For us normal kids, we don't have a trust fund waiting for us. We don't have the luxury of taking over our parent's business.  Instead, we are faced with a 'do or die' situation and what we do possess is a greater drive to succeed in life.


Perhaps the grass is not really greener on the other side. You just have to water your own grass. Likewise, these muffins don't taste as good as they look. Appearances can be deceiving.


Maybe its because this is the first baking recipe I've used that does not involve butter? Maybe I have a general distaste for muffins? Anyhow, these dark chocolate peanut butter muffins are really dry even though I lowered the oven temperature from 400 to 350. Any suggestions? This recipe is a no-go so make it at your own peril.



Dark Chocolate Chip Peanut Butter Muffin
Adapted from Nigella Lawson
Makes: 12 muffins

Ingredients
  • 1 3/4 cup all-purpose flour
  • 2 teaspoon baking powder
  • 1/2 teaspoon baking soda
  • 1/4 cup cocoa powder
  • 1 cup superfine sugar
  • 1/2 teaspoon salt
  • 1 cup bittersweet chocolate chips
  • 1 cup milk
  • 1/3 cup vegetable oil
  • 1 egg
  • 1 teaspoon vanilla extract
  • 1/3 cup creamy peanut butter
  • 1 tablespoon butter, softened
  • 1 tablespoon milk
  • 1/3 cup powdered sugar

Directions
  1. Preheat the oven to 350 degrees.
  2. Start by whisking flour, baking powder, baking soda, cocoa powder, sugar, and salt together in a mixing bowl until combined.
  3. Combine milk, vegetable oil, egg, and vanilla extract in a separate bowl.
  4. Pour the wet ingredients into the dry ingredients and mix until combined.
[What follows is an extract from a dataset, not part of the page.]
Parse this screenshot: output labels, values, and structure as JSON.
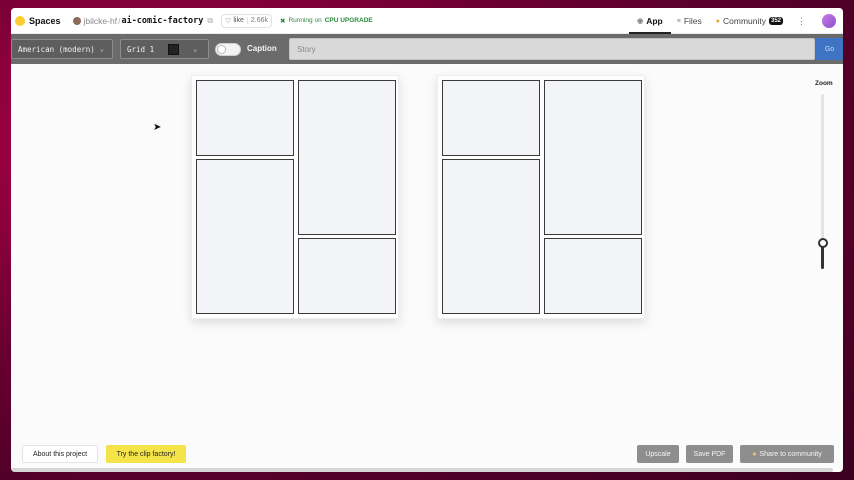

Add the bittersweet chocolate chips to the mixture. Mix until combined.
  5. In a separate mixing bowl, beat the butter and peanut butter until smooth. Add milk and sugar to the peanut butter and beat until smooth.
  6. Line the muffin pan with tins and fill 3/4 full with batter.
  7. Drop a spoonful of the peanut butter mixture onto the top of each muffin.
  8. Bake for 15 - 20 minutes (would not suggest baking over 15 minutes) or until a toothpick comes out clean.
  9. Transfer to a cooling rack and serve.


Song of the Day
How Great Thou Art - Carrie Underwood

Thursday, August 4, 2011

High School ID Cards (2004 - 2008)

I don't know why I keep all of these in my wallet still. Maybe it's the sentimental value associated with my high school ID cards? I can whip these out of my collection in 20 years and laugh at how much I've changed; how much ID cards have changed since then.

Walnut High School ID Card (2004-2005)
Walnut High School ID Card (2005-2006)
Walnut High School ID Card (2006-2007): My friend Jessica's notorious happy face sticker is still bonded to my ID card.
Walnut High School ID Card (2007-2008)